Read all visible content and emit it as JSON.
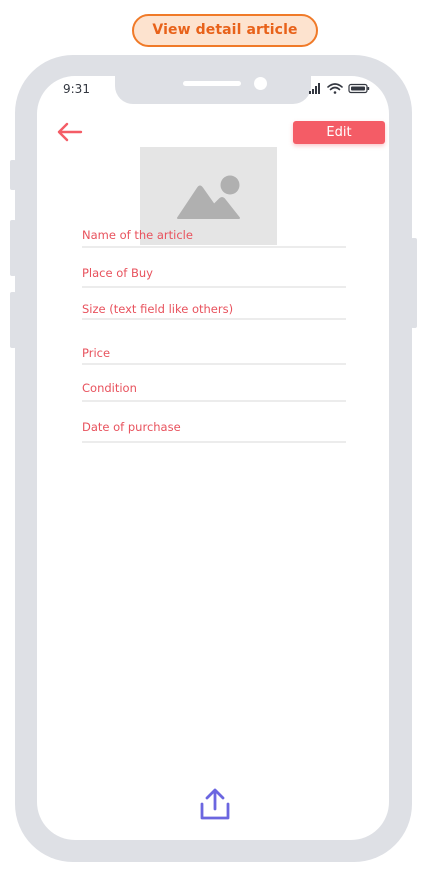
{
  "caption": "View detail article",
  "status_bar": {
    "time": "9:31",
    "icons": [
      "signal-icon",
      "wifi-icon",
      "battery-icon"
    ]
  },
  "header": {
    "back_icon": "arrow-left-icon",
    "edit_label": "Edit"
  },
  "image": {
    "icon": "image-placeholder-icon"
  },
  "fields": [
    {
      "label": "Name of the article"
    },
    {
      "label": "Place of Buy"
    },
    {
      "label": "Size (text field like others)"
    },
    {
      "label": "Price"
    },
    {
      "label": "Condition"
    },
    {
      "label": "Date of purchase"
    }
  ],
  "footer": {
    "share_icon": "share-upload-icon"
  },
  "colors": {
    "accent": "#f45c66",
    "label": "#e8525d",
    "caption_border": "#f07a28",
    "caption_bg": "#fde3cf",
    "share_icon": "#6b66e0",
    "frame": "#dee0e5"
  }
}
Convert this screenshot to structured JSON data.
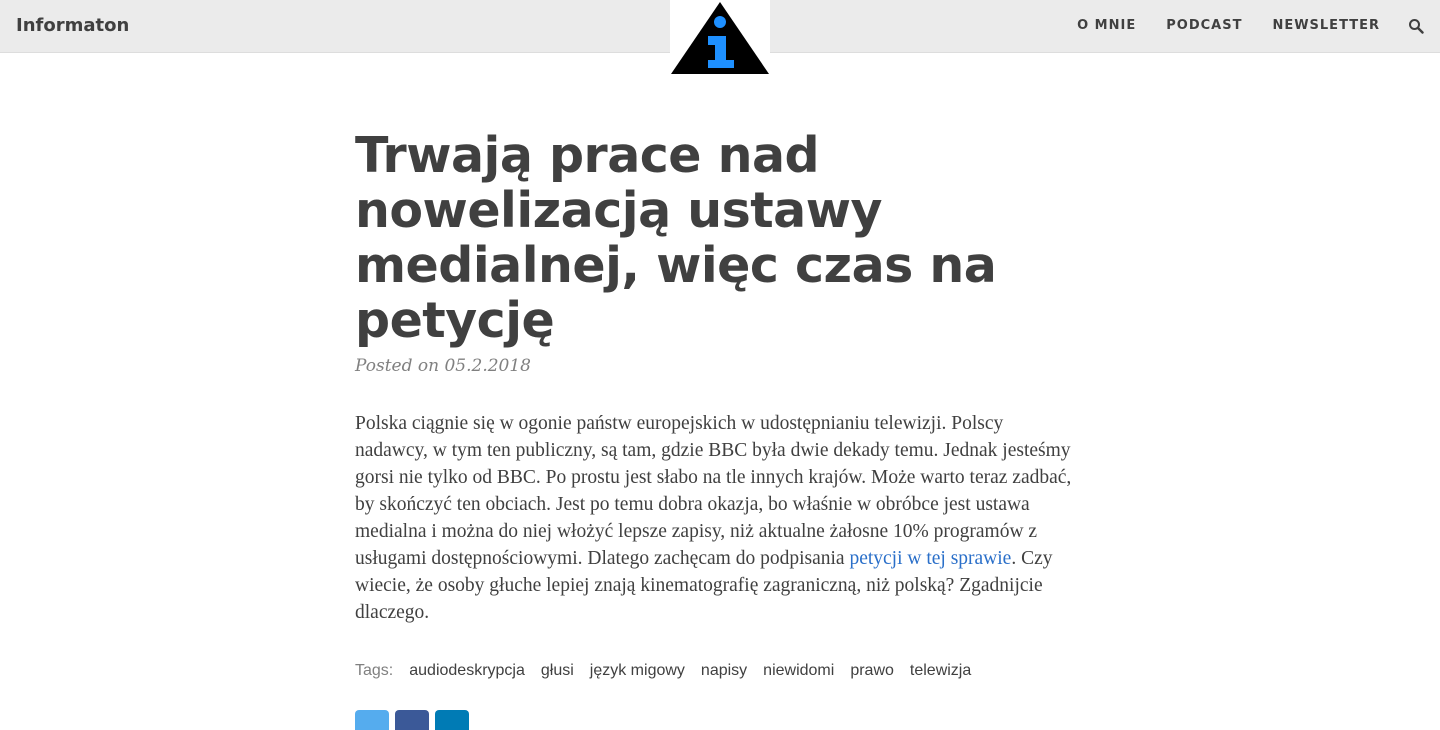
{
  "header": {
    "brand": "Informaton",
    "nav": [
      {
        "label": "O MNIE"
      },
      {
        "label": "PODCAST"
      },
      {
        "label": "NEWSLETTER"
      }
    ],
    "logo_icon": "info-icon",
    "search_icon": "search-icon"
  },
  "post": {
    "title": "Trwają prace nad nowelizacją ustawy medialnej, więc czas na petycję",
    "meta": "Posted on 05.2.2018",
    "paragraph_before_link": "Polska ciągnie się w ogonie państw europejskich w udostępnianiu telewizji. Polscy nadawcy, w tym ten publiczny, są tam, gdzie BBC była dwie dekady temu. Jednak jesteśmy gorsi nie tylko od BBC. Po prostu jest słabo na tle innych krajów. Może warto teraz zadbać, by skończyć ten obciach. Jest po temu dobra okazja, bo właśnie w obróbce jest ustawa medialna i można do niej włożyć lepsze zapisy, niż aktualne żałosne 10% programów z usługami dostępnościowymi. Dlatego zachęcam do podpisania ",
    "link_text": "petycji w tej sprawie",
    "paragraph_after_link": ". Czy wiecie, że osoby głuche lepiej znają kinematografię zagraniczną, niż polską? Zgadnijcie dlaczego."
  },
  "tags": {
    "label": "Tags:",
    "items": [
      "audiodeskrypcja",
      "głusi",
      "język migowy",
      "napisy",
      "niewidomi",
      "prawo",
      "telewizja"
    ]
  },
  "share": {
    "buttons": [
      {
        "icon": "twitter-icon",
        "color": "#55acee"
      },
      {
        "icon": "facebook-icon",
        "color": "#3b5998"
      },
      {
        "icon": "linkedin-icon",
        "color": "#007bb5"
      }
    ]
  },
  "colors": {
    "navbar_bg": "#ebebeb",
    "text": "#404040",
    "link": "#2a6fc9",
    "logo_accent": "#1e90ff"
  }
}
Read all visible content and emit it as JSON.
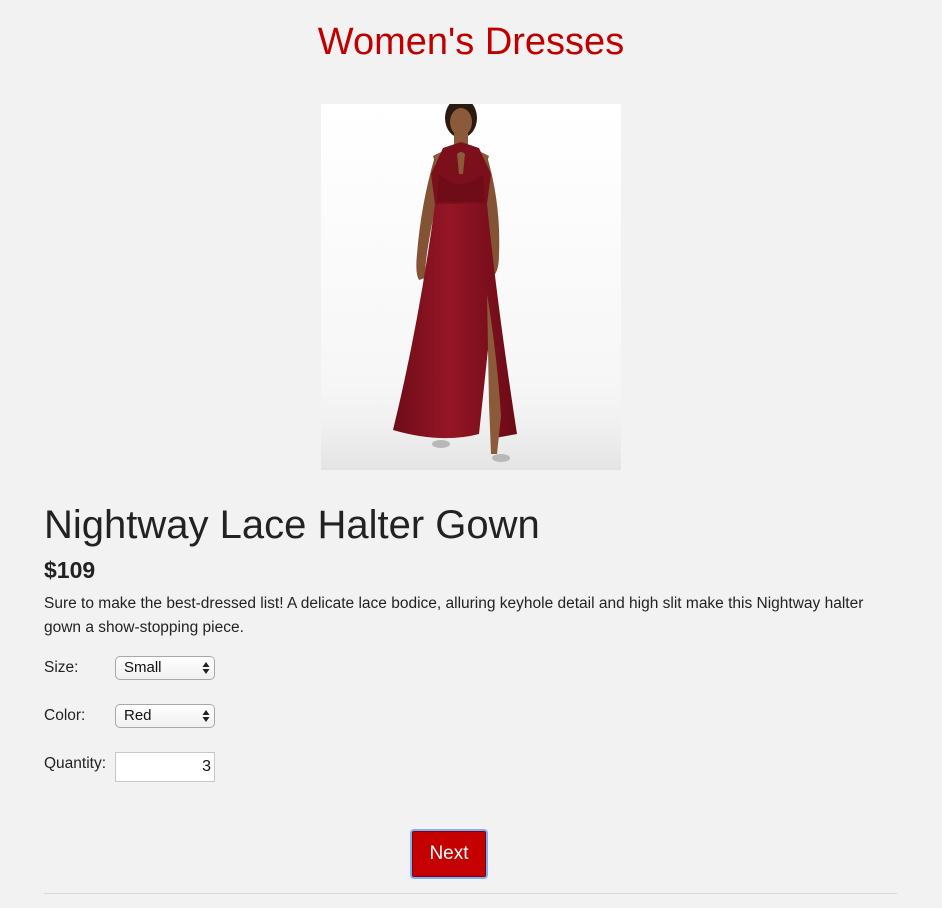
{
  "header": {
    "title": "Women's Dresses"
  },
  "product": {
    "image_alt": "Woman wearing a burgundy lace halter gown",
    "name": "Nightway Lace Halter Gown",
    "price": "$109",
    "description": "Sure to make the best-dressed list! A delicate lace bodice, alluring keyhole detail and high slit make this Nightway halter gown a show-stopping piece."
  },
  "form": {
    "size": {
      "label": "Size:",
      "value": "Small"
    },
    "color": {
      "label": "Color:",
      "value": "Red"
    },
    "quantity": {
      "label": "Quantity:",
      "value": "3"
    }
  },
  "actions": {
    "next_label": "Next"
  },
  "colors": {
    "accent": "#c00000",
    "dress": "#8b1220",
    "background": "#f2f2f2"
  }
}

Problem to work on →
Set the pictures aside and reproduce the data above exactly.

Response to this exercise →
Read all visible content and emit it as JSON.
{
  "caption": "View detail article",
  "status_bar": {
    "time": "9:31",
    "icons": [
      "signal-icon",
      "wifi-icon",
      "battery-icon"
    ]
  },
  "header": {
    "back_icon": "arrow-left-icon",
    "edit_label": "Edit"
  },
  "image": {
    "icon": "image-placeholder-icon"
  },
  "fields": [
    {
      "label": "Name of the article"
    },
    {
      "label": "Place of Buy"
    },
    {
      "label": "Size (text field like others)"
    },
    {
      "label": "Price"
    },
    {
      "label": "Condition"
    },
    {
      "label": "Date of purchase"
    }
  ],
  "footer": {
    "share_icon": "share-upload-icon"
  },
  "colors": {
    "accent": "#f45c66",
    "label": "#e8525d",
    "caption_border": "#f07a28",
    "caption_bg": "#fde3cf",
    "share_icon": "#6b66e0",
    "frame": "#dee0e5"
  }
}
Convert this screenshot to structured JSON data.
{
  "header": {
    "brand": "Informaton",
    "nav": [
      {
        "label": "O MNIE"
      },
      {
        "label": "PODCAST"
      },
      {
        "label": "NEWSLETTER"
      }
    ],
    "logo_icon": "info-icon",
    "search_icon": "search-icon"
  },
  "post": {
    "title": "Trwają prace nad nowelizacją ustawy medialnej, więc czas na petycję",
    "meta": "Posted on 05.2.2018",
    "paragraph_before_link": "Polska ciągnie się w ogonie państw europejskich w udostępnianiu telewizji. Polscy nadawcy, w tym ten publiczny, są tam, gdzie BBC była dwie dekady temu. Jednak jesteśmy gorsi nie tylko od BBC. Po prostu jest słabo na tle innych krajów. Może warto teraz zadbać, by skończyć ten obciach. Jest po temu dobra okazja, bo właśnie w obróbce jest ustawa medialna i można do niej włożyć lepsze zapisy, niż aktualne żałosne 10% programów z usługami dostępnościowymi. Dlatego zachęcam do podpisania ",
    "link_text": "petycji w tej sprawie",
    "paragraph_after_link": ". Czy wiecie, że osoby głuche lepiej znają kinematografię zagraniczną, niż polską? Zgadnijcie dlaczego."
  },
  "tags": {
    "label": "Tags:",
    "items": [
      "audiodeskrypcja",
      "głusi",
      "język migowy",
      "napisy",
      "niewidomi",
      "prawo",
      "telewizja"
    ]
  },
  "share": {
    "buttons": [
      {
        "icon": "twitter-icon",
        "color": "#55acee"
      },
      {
        "icon": "facebook-icon",
        "color": "#3b5998"
      },
      {
        "icon": "linkedin-icon",
        "color": "#007bb5"
      }
    ]
  },
  "colors": {
    "navbar_bg": "#ebebeb",
    "text": "#404040",
    "link": "#2a6fc9",
    "logo_accent": "#1e90ff"
  }
}
Read all visible content and emit it as JSON.
{
  "header": {
    "title": "Women's Dresses"
  },
  "product": {
    "image_alt": "Woman wearing a burgundy lace halter gown",
    "name": "Nightway Lace Halter Gown",
    "price": "$109",
    "description": "Sure to make the best-dressed list! A delicate lace bodice, alluring keyhole detail and high slit make this Nightway halter gown a show-stopping piece."
  },
  "form": {
    "size": {
      "label": "Size:",
      "value": "Small"
    },
    "color": {
      "label": "Color:",
      "value": "Red"
    },
    "quantity": {
      "label": "Quantity:",
      "value": "3"
    }
  },
  "actions": {
    "next_label": "Next"
  },
  "colors": {
    "accent": "#c00000",
    "dress": "#8b1220",
    "background": "#f2f2f2"
  }
}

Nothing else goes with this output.